The above description, although it not my own experience, is very much the feeling I had when I watched as my daughter was being resuscitated for the fourth and final time. I’ve written before about the experience of watching as the hospital staff surrounded her bed on numerous occasion throughout the night bringing her back to life. Yet during the early morning of October 13th 2006, I watched in horror as the nurse climbed up on the bed and was performing CPR while the doctors where shouting out orders to keep the medications going.

All the while I’m looking at the monitors, as a nurse, knowing that what was about to happen next was going to be the worst moment of my life. As my eyes met the nurse who was pumping my daughter’s chest I saw all I needed to see. Her pain, her helplessness and her compassion said it all. As the doctor said to me “she can’t take much more, it’s time to say goodbye” – the words I will never ever forget.

So as I read his description of his flashbacks and reliving the moment. I too relived that moment for so many months. But as time as gone by the violence of it has diminished. But the sorrow that it created is still profoundly real.

One other thing that Sittser reveals about his own first few weeks after his loss that I found to be parallel is that one day you wake up and realize you haven’t cried for the first time. I thought in the beginning that it was a sign I was on the mend, that I was beginning to come out of the gloomy fog I had been living in.

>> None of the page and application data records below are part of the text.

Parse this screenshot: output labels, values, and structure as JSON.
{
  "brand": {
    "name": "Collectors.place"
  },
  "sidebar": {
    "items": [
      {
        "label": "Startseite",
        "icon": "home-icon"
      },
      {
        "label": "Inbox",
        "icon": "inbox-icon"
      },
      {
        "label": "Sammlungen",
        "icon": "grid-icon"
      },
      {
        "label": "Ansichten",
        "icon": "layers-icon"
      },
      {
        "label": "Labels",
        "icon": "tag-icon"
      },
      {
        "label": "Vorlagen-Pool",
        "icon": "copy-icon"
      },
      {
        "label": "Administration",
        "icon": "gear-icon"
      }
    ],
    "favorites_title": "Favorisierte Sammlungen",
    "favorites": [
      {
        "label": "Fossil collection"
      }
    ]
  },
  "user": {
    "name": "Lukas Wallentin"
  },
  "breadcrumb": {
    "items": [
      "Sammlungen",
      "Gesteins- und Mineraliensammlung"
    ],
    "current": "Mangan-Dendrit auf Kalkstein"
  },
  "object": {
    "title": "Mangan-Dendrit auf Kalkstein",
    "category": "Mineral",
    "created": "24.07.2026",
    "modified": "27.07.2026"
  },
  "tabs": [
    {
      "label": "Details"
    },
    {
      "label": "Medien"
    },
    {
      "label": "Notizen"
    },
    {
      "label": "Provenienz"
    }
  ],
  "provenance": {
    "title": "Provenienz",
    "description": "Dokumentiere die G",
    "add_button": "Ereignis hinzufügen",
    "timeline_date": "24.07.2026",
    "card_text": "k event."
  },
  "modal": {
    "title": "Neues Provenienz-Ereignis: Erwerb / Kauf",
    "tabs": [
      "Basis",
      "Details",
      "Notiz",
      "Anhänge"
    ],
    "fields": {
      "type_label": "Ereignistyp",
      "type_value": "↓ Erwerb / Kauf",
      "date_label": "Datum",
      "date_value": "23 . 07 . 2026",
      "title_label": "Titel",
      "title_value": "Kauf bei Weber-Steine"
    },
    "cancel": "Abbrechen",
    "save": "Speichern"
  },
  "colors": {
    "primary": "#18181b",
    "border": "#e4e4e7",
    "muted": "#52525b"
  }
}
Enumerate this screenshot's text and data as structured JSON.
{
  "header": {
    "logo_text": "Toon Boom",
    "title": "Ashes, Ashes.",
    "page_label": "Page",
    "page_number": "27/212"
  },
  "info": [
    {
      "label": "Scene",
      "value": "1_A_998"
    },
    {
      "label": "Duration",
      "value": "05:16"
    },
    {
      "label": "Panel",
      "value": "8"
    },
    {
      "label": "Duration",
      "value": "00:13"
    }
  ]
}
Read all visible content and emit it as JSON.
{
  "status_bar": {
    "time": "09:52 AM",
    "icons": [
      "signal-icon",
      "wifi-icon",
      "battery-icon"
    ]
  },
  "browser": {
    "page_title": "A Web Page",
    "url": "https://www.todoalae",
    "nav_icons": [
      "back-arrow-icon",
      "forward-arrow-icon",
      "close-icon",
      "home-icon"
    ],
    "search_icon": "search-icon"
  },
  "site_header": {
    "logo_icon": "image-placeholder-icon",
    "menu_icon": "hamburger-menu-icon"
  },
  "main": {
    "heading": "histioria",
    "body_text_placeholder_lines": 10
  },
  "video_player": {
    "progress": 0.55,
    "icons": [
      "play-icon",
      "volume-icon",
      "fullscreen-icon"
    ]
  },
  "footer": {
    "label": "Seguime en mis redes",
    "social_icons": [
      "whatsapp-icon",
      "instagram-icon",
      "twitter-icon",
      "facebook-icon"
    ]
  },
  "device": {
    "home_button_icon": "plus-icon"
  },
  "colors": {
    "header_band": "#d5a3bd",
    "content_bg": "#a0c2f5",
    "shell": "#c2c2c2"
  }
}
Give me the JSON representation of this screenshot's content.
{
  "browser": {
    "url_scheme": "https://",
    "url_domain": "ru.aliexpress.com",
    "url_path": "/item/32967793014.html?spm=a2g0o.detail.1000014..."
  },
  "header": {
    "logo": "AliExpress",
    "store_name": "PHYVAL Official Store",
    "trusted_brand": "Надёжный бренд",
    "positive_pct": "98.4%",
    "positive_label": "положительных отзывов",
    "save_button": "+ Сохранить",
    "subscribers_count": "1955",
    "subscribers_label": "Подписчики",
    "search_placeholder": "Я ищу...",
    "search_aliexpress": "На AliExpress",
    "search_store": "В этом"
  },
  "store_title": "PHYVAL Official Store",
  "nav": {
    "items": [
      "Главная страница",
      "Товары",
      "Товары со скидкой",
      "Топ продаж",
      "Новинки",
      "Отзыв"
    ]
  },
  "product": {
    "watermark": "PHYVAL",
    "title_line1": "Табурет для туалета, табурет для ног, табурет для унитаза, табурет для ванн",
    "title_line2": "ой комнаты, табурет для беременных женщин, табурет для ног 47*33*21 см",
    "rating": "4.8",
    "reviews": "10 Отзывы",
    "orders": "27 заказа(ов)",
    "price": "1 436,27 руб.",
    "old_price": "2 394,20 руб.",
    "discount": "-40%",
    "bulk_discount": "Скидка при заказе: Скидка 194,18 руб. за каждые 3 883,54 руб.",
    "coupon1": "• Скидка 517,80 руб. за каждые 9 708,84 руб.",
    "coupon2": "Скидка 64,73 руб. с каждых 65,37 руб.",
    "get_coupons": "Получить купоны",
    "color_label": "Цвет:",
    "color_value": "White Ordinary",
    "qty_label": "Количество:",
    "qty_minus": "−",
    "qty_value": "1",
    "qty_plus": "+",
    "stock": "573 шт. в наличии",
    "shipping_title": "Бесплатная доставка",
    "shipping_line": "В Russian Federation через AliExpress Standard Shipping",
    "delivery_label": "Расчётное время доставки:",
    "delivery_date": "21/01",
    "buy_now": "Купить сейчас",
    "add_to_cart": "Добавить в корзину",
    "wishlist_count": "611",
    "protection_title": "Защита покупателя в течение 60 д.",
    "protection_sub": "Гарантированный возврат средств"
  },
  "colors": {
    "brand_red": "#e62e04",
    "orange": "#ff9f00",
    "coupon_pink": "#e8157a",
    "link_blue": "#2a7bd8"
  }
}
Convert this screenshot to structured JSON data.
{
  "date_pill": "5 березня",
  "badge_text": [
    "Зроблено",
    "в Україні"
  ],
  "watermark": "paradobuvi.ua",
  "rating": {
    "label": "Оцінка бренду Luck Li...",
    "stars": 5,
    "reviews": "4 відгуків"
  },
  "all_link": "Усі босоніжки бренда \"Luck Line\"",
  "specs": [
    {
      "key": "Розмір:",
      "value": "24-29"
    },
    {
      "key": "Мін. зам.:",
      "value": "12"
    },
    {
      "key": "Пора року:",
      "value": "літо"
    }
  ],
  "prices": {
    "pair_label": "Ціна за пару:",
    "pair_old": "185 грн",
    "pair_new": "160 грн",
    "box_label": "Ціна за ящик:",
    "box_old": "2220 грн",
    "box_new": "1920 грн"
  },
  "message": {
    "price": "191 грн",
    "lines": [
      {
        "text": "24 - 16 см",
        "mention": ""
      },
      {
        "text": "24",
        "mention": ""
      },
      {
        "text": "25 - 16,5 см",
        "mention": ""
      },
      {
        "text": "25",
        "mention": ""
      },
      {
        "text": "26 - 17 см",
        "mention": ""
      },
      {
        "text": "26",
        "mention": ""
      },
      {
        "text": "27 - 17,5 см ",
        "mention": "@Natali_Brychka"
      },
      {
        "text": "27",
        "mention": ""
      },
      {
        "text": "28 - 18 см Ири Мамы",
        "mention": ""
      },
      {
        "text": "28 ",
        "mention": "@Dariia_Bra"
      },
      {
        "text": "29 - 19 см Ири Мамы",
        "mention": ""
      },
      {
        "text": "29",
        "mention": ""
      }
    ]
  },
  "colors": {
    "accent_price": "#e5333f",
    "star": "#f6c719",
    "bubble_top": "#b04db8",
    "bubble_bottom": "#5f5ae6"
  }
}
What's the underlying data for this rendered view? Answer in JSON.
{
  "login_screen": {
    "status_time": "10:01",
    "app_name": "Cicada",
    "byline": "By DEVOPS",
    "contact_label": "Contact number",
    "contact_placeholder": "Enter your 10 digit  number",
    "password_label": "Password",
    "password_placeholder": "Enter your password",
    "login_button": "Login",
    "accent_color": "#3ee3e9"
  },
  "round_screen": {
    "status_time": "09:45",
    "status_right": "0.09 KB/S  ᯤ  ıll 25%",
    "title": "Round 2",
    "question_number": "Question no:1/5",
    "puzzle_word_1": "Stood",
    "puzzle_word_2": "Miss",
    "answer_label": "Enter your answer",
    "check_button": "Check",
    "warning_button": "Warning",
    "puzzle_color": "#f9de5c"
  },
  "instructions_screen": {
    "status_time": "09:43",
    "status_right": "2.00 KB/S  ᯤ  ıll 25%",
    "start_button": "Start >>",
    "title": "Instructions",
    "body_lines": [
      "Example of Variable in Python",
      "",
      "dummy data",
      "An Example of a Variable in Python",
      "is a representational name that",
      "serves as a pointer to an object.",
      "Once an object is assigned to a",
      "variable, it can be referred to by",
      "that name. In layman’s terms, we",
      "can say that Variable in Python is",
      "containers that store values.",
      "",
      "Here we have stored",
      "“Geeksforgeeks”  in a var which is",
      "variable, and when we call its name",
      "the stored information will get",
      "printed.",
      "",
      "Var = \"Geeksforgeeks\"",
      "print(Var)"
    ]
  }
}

“The tears came for forty days, and then they stopped, at least for a few days….It was only after the forty days that my mourning became too deep for tears.” – Jerry Sittser

At the end of chapter one, Sittser describes what it is like to have your life turned upside down and the choice to move on is the only one. That there is no way to avoid the pain. He called it “suffer and adjust” which is basically what I did. And as I have said before it’s a work in progress.

until next time,

m